=== Begin Enclosure ===

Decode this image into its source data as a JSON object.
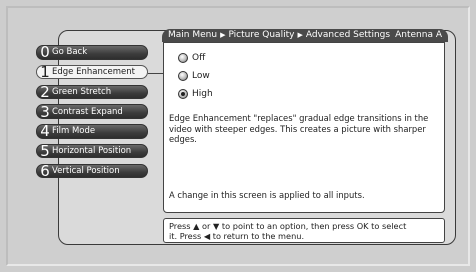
{
  "header": {
    "breadcrumb": [
      "Main Menu",
      "Picture Quality",
      "Advanced Settings"
    ],
    "input_source": "Antenna A"
  },
  "menu": {
    "items": [
      {
        "number": "0",
        "label": "Go Back"
      },
      {
        "number": "1",
        "label": "Edge Enhancement",
        "selected": true
      },
      {
        "number": "2",
        "label": "Green Stretch"
      },
      {
        "number": "3",
        "label": "Contrast Expand"
      },
      {
        "number": "4",
        "label": "Film Mode"
      },
      {
        "number": "5",
        "label": "Horizontal Position"
      },
      {
        "number": "6",
        "label": "Vertical Position"
      }
    ]
  },
  "options": [
    {
      "label": "Off"
    },
    {
      "label": "Low"
    },
    {
      "label": "High",
      "checked": true
    }
  ],
  "description": "Edge Enhancement \"replaces\" gradual edge transitions in the video with steeper edges. This creates a picture with sharper edges.",
  "note": "A change in this screen is applied to all inputs.",
  "help": {
    "line1": "Press ▲ or ▼ to point to an option, then press OK to select",
    "line2": "it. Press ◀ to return to the menu."
  },
  "colors": {
    "header_bg": "#4a4a4a",
    "menu_item_bg": "#3c3c3c",
    "selected_item_bg": "#f4f4f4"
  }
}
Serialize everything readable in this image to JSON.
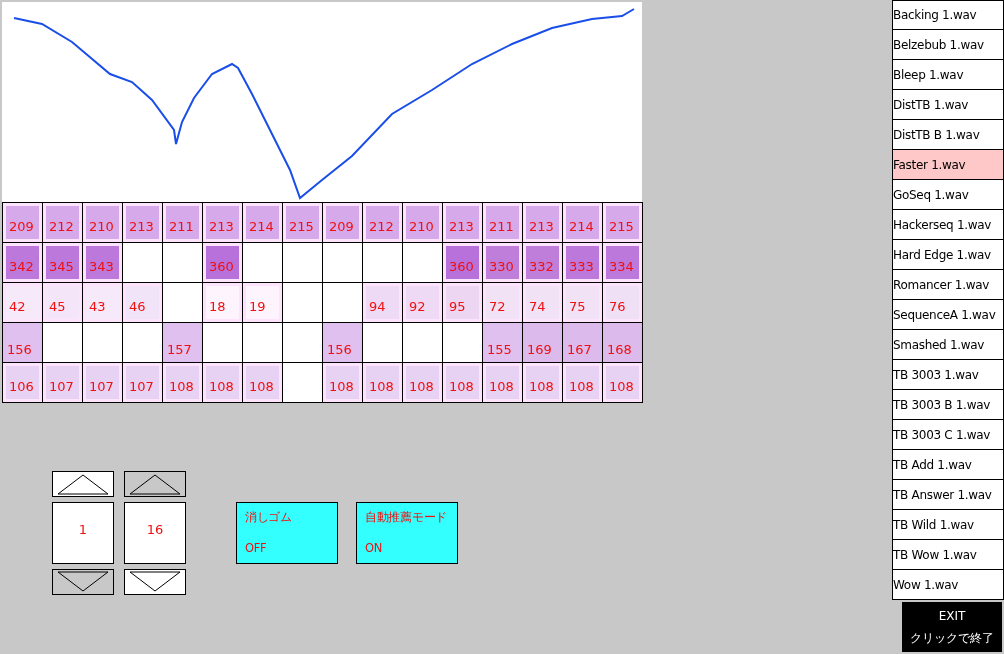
{
  "grid": {
    "rows": [
      {
        "kind": "inset",
        "cells": [
          {
            "value": "209",
            "color": "#d6aaea"
          },
          {
            "value": "212",
            "color": "#d6aaea"
          },
          {
            "value": "210",
            "color": "#d6aaea"
          },
          {
            "value": "213",
            "color": "#d6aaea"
          },
          {
            "value": "211",
            "color": "#d6aaea"
          },
          {
            "value": "213",
            "color": "#d6aaea"
          },
          {
            "value": "214",
            "color": "#d6aaea"
          },
          {
            "value": "215",
            "color": "#d6aaea"
          },
          {
            "value": "209",
            "color": "#d6aaea"
          },
          {
            "value": "212",
            "color": "#d6aaea"
          },
          {
            "value": "210",
            "color": "#d6aaea"
          },
          {
            "value": "213",
            "color": "#d6aaea"
          },
          {
            "value": "211",
            "color": "#d6aaea"
          },
          {
            "value": "213",
            "color": "#d6aaea"
          },
          {
            "value": "214",
            "color": "#d6aaea"
          },
          {
            "value": "215",
            "color": "#d6aaea"
          }
        ]
      },
      {
        "kind": "inset",
        "cells": [
          {
            "value": "342",
            "color": "#bc78da"
          },
          {
            "value": "345",
            "color": "#bc78da"
          },
          {
            "value": "343",
            "color": "#bc78da"
          },
          null,
          null,
          {
            "value": "360",
            "color": "#b870da"
          },
          null,
          null,
          null,
          null,
          null,
          {
            "value": "360",
            "color": "#b870da"
          },
          {
            "value": "330",
            "color": "#bf7eda"
          },
          {
            "value": "332",
            "color": "#bf7eda"
          },
          {
            "value": "333",
            "color": "#bc78da"
          },
          {
            "value": "334",
            "color": "#bc78da"
          }
        ]
      },
      {
        "kind": "inset",
        "cells": [
          {
            "value": "42",
            "color": "#f6eafa"
          },
          {
            "value": "45",
            "color": "#f4e6f8"
          },
          {
            "value": "43",
            "color": "#f6eafa"
          },
          {
            "value": "46",
            "color": "#f2e4f8"
          },
          null,
          {
            "value": "18",
            "color": "#fdf4fd"
          },
          {
            "value": "19",
            "color": "#fdf4fd"
          },
          null,
          null,
          {
            "value": "94",
            "color": "#eedaf4"
          },
          {
            "value": "92",
            "color": "#eedaf4"
          },
          {
            "value": "95",
            "color": "#ecd6f2"
          },
          {
            "value": "72",
            "color": "#f2e2f6"
          },
          {
            "value": "74",
            "color": "#f2e2f6"
          },
          {
            "value": "75",
            "color": "#f2e2f6"
          },
          {
            "value": "76",
            "color": "#f0e0f6"
          }
        ]
      },
      {
        "kind": "full",
        "cells": [
          {
            "value": "156",
            "color": "#e0c0ee"
          },
          null,
          null,
          null,
          {
            "value": "157",
            "color": "#e0c0ee"
          },
          null,
          null,
          null,
          {
            "value": "156",
            "color": "#e0c0ee"
          },
          null,
          null,
          null,
          {
            "value": "155",
            "color": "#e0c0ee"
          },
          {
            "value": "169",
            "color": "#dcbaec"
          },
          {
            "value": "167",
            "color": "#dcbaec"
          },
          {
            "value": "168",
            "color": "#dcbaec"
          }
        ]
      },
      {
        "kind": "inset",
        "cells": [
          {
            "value": "106",
            "color": "#e8d2f4"
          },
          {
            "value": "107",
            "color": "#e8d2f4"
          },
          {
            "value": "107",
            "color": "#e8d2f4"
          },
          {
            "value": "107",
            "color": "#e8d2f4"
          },
          {
            "value": "108",
            "color": "#e8d2f4"
          },
          {
            "value": "108",
            "color": "#e8d2f4"
          },
          {
            "value": "108",
            "color": "#e8d2f4"
          },
          null,
          {
            "value": "108",
            "color": "#e8d2f4"
          },
          {
            "value": "108",
            "color": "#e8d2f4"
          },
          {
            "value": "108",
            "color": "#e8d2f4"
          },
          {
            "value": "108",
            "color": "#e8d2f4"
          },
          {
            "value": "108",
            "color": "#e8d2f4"
          },
          {
            "value": "108",
            "color": "#e8d2f4"
          },
          {
            "value": "108",
            "color": "#e8d2f4"
          },
          {
            "value": "108",
            "color": "#e8d2f4"
          }
        ]
      }
    ]
  },
  "steppers": [
    {
      "value": "1",
      "up_disabled": false,
      "down_disabled": true
    },
    {
      "value": "16",
      "up_disabled": true,
      "down_disabled": false
    }
  ],
  "toggles": [
    {
      "label": "消しゴム",
      "state": "OFF"
    },
    {
      "label": "自動推薦モード",
      "state": "ON"
    }
  ],
  "file_list": [
    {
      "name": "Backing 1.wav",
      "selected": false
    },
    {
      "name": "Belzebub 1.wav",
      "selected": false
    },
    {
      "name": "Bleep 1.wav",
      "selected": false
    },
    {
      "name": "DistTB 1.wav",
      "selected": false
    },
    {
      "name": "DistTB B 1.wav",
      "selected": false
    },
    {
      "name": "Faster 1.wav",
      "selected": true
    },
    {
      "name": "GoSeq 1.wav",
      "selected": false
    },
    {
      "name": "Hackerseq 1.wav",
      "selected": false
    },
    {
      "name": "Hard Edge 1.wav",
      "selected": false
    },
    {
      "name": "Romancer 1.wav",
      "selected": false
    },
    {
      "name": "SequenceA 1.wav",
      "selected": false
    },
    {
      "name": "Smashed 1.wav",
      "selected": false
    },
    {
      "name": "TB 3003 1.wav",
      "selected": false
    },
    {
      "name": "TB 3003 B 1.wav",
      "selected": false
    },
    {
      "name": "TB 3003 C 1.wav",
      "selected": false
    },
    {
      "name": "TB Add 1.wav",
      "selected": false
    },
    {
      "name": "TB Answer 1.wav",
      "selected": false
    },
    {
      "name": "TB Wild 1.wav",
      "selected": false
    },
    {
      "name": "TB Wow 1.wav",
      "selected": false
    },
    {
      "name": "Wow 1.wav",
      "selected": false
    }
  ],
  "exit_button": {
    "label": "EXIT",
    "caption": "クリックで終了"
  }
}
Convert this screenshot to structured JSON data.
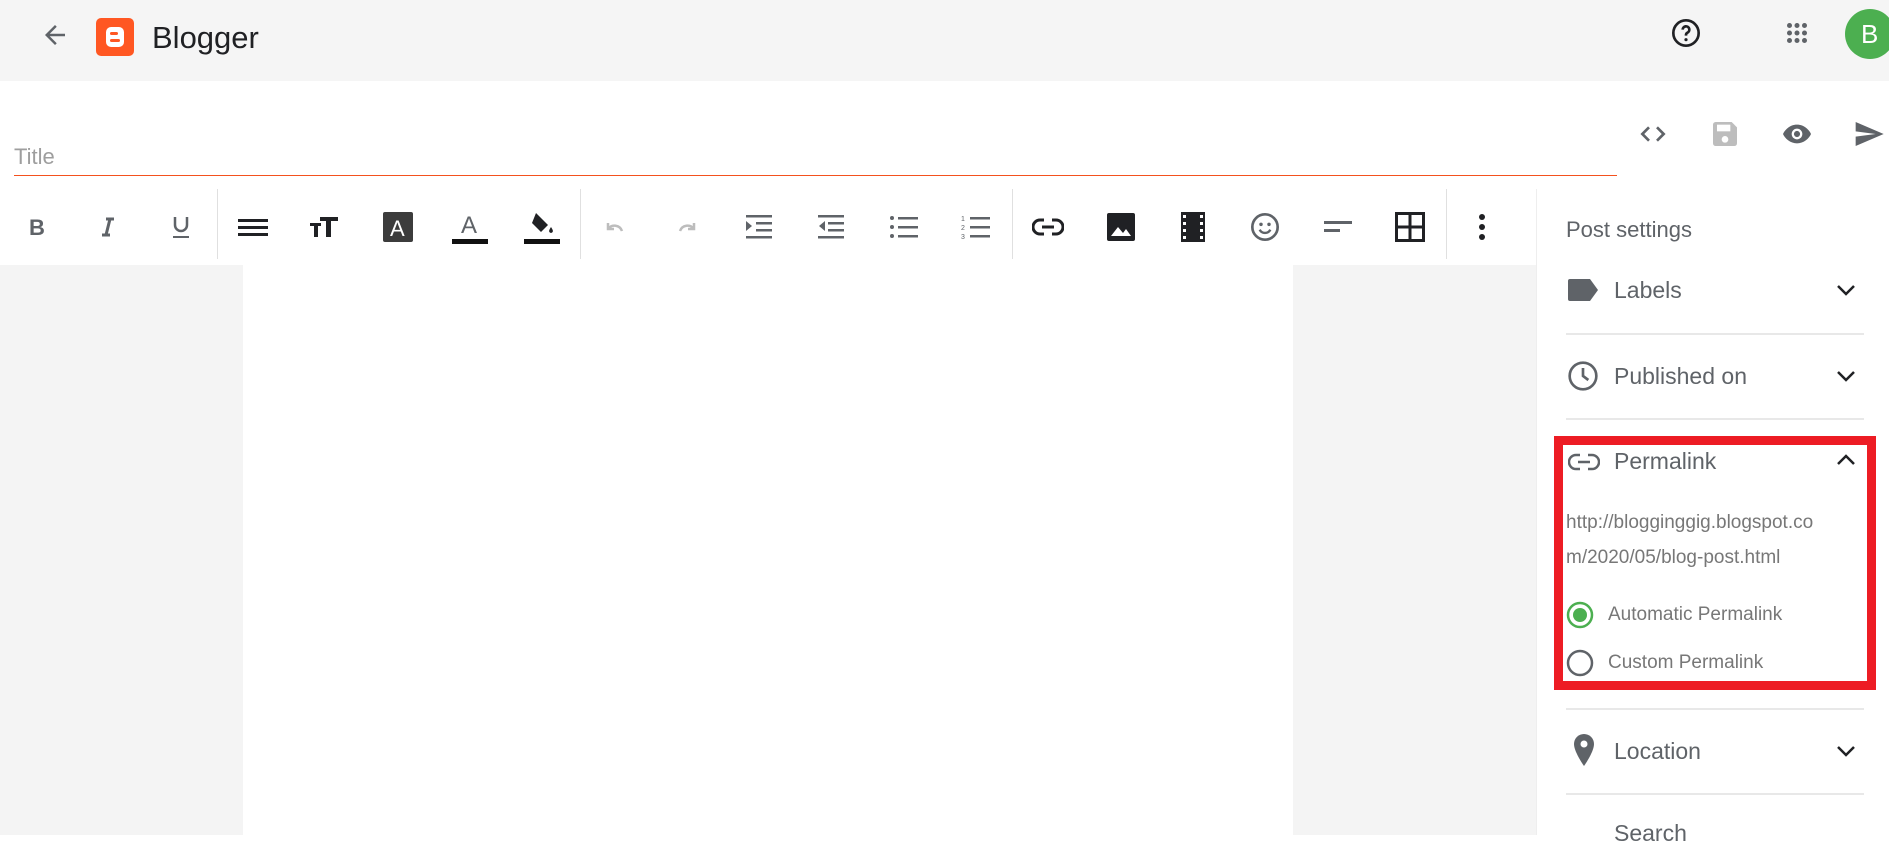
{
  "header": {
    "brand": "Blogger",
    "avatar_letter": "B",
    "icons": [
      "back-arrow-icon",
      "blogger-logo",
      "help-icon",
      "apps-grid-icon",
      "avatar"
    ]
  },
  "editor": {
    "title_placeholder": "Title",
    "title_value": "",
    "actions": [
      "html-view-icon",
      "save-icon",
      "preview-icon",
      "publish-icon"
    ]
  },
  "toolbar": {
    "items": [
      "bold",
      "italic",
      "underline",
      "align",
      "font-size",
      "text-style",
      "text-color",
      "highlight",
      "undo",
      "redo",
      "indent",
      "outdent",
      "bulleted-list",
      "numbered-list",
      "link",
      "image",
      "video",
      "emoji",
      "paragraph",
      "table",
      "more"
    ]
  },
  "sidebar": {
    "title": "Post settings",
    "labels": "Labels",
    "published_on": "Published on",
    "permalink": {
      "label": "Permalink",
      "url_line1": "http://blogginggig.blogspot.co",
      "url_line2": "m/2020/05/blog-post.html",
      "automatic": "Automatic Permalink",
      "custom": "Custom Permalink",
      "selected": "automatic"
    },
    "location": "Location",
    "search": "Search"
  },
  "colors": {
    "accent": "#f4511e",
    "radio": "#4caf50",
    "highlight_box": "#ed1c24",
    "avatar": "#4caf50"
  }
}
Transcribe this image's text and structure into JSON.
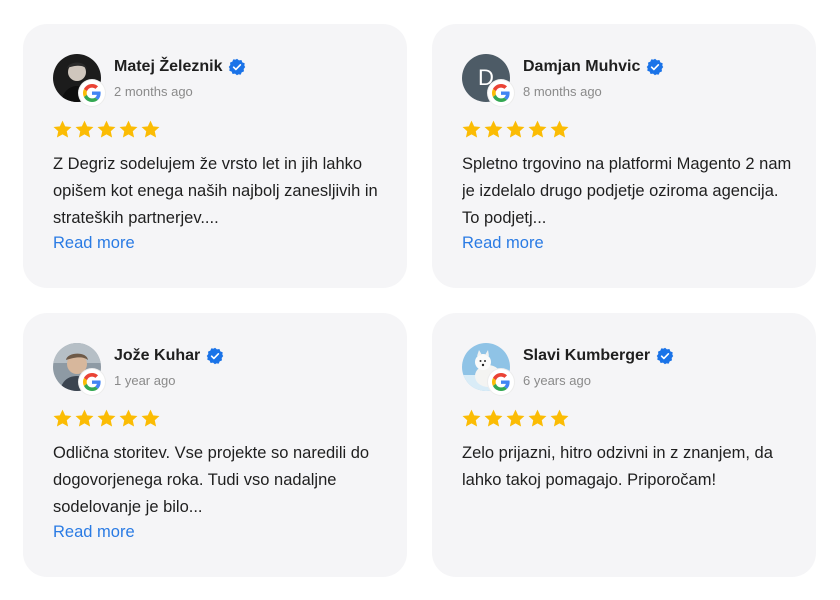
{
  "reviews": [
    {
      "name": "Matej Železnik",
      "date": "2 months ago",
      "rating": 5,
      "text": "Z Degriz sodelujem že vrsto let in jih lahko opišem kot enega naših najbolj zanesljivih in strateških partnerjev....",
      "read_more": "Read more",
      "avatar": "photo-man-dark"
    },
    {
      "name": "Damjan Muhvic",
      "date": "8 months ago",
      "rating": 5,
      "text": "Spletno trgovino na platformi Magento 2 nam je izdelalo drugo podjetje oziroma agencija. To podjetj...",
      "read_more": "Read more",
      "avatar_letter": "D"
    },
    {
      "name": "Jože Kuhar",
      "date": "1 year ago",
      "rating": 5,
      "text": "Odlična storitev. Vse projekte so naredili do dogovorjenega roka. Tudi vso nadaljne sodelovanje je bilo...",
      "read_more": "Read more",
      "avatar": "photo-man-light"
    },
    {
      "name": "Slavi Kumberger",
      "date": "6 years ago",
      "rating": 5,
      "text": "Zelo prijazni, hitro odzivni in z znanjem, da lahko takoj pomagajo. Priporočam!",
      "avatar": "photo-white-dog"
    }
  ],
  "colors": {
    "card_bg": "#f5f5f7",
    "star": "#fbbc04",
    "verified": "#1a73e8",
    "link": "#2a7be4"
  },
  "icons": {
    "badge": "google-g-icon",
    "verified": "verified-check-icon",
    "star": "star-icon"
  }
}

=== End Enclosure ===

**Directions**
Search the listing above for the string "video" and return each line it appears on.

**Answer to the exercise**
  "description": "Edge Enhancement \"replaces\" gradual edge transitions in the video with steeper edges. This creates a picture with sharper edges.",
      "video",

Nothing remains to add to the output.